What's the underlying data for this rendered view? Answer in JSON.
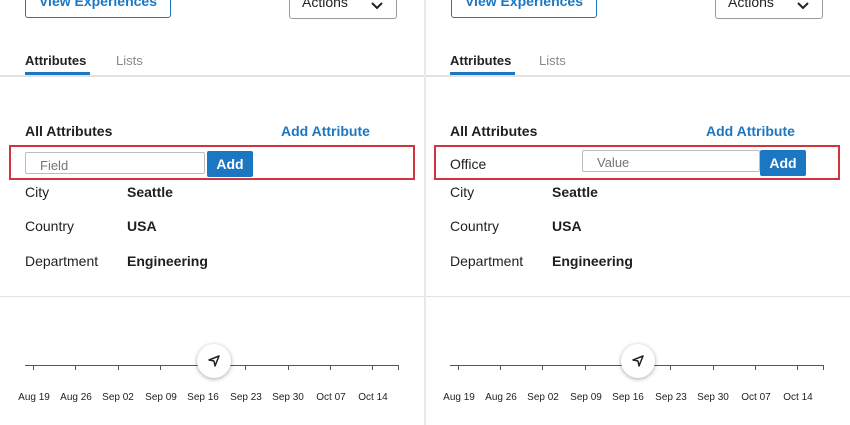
{
  "panels": [
    {
      "view_experiences": "View Experiences",
      "actions": "Actions",
      "tabs": [
        "Attributes",
        "Lists"
      ],
      "section_title": "All Attributes",
      "add_attribute": "Add Attribute",
      "field_placeholder": "Field",
      "add_button": "Add",
      "attributes": [
        {
          "label": "City",
          "value": "Seattle"
        },
        {
          "label": "Country",
          "value": "USA"
        },
        {
          "label": "Department",
          "value": "Engineering"
        }
      ],
      "dates": [
        "Aug 19",
        "Aug 26",
        "Sep 02",
        "Sep 09",
        "Sep 16",
        "Sep 23",
        "Sep 30",
        "Oct 07",
        "Oct 14"
      ]
    },
    {
      "view_experiences": "View Experiences",
      "actions": "Actions",
      "tabs": [
        "Attributes",
        "Lists"
      ],
      "section_title": "All Attributes",
      "add_attribute": "Add Attribute",
      "new_field_label": "Office",
      "value_placeholder": "Value",
      "add_button": "Add",
      "attributes": [
        {
          "label": "City",
          "value": "Seattle"
        },
        {
          "label": "Country",
          "value": "USA"
        },
        {
          "label": "Department",
          "value": "Engineering"
        }
      ],
      "dates": [
        "Aug 19",
        "Aug 26",
        "Sep 02",
        "Sep 09",
        "Sep 16",
        "Sep 23",
        "Sep 30",
        "Oct 07",
        "Oct 14"
      ]
    }
  ],
  "colors": {
    "accent": "#1c77c3",
    "highlight": "#d0343c"
  }
}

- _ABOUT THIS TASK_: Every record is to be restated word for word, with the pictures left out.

- _OUTPUT BELOW_:
What's the underlying data for this rendered view? Answer in JSON.
{
  "panels": [
    {
      "view_experiences": "View Experiences",
      "actions": "Actions",
      "tabs": [
        "Attributes",
        "Lists"
      ],
      "section_title": "All Attributes",
      "add_attribute": "Add Attribute",
      "field_placeholder": "Field",
      "add_button": "Add",
      "attributes": [
        {
          "label": "City",
          "value": "Seattle"
        },
        {
          "label": "Country",
          "value": "USA"
        },
        {
          "label": "Department",
          "value": "Engineering"
        }
      ],
      "dates": [
        "Aug 19",
        "Aug 26",
        "Sep 02",
        "Sep 09",
        "Sep 16",
        "Sep 23",
        "Sep 30",
        "Oct 07",
        "Oct 14"
      ]
    },
    {
      "view_experiences": "View Experiences",
      "actions": "Actions",
      "tabs": [
        "Attributes",
        "Lists"
      ],
      "section_title": "All Attributes",
      "add_attribute": "Add Attribute",
      "new_field_label": "Office",
      "value_placeholder": "Value",
      "add_button": "Add",
      "attributes": [
        {
          "label": "City",
          "value": "Seattle"
        },
        {
          "label": "Country",
          "value": "USA"
        },
        {
          "label": "Department",
          "value": "Engineering"
        }
      ],
      "dates": [
        "Aug 19",
        "Aug 26",
        "Sep 02",
        "Sep 09",
        "Sep 16",
        "Sep 23",
        "Sep 30",
        "Oct 07",
        "Oct 14"
      ]
    }
  ],
  "colors": {
    "accent": "#1c77c3",
    "highlight": "#d0343c"
  }
}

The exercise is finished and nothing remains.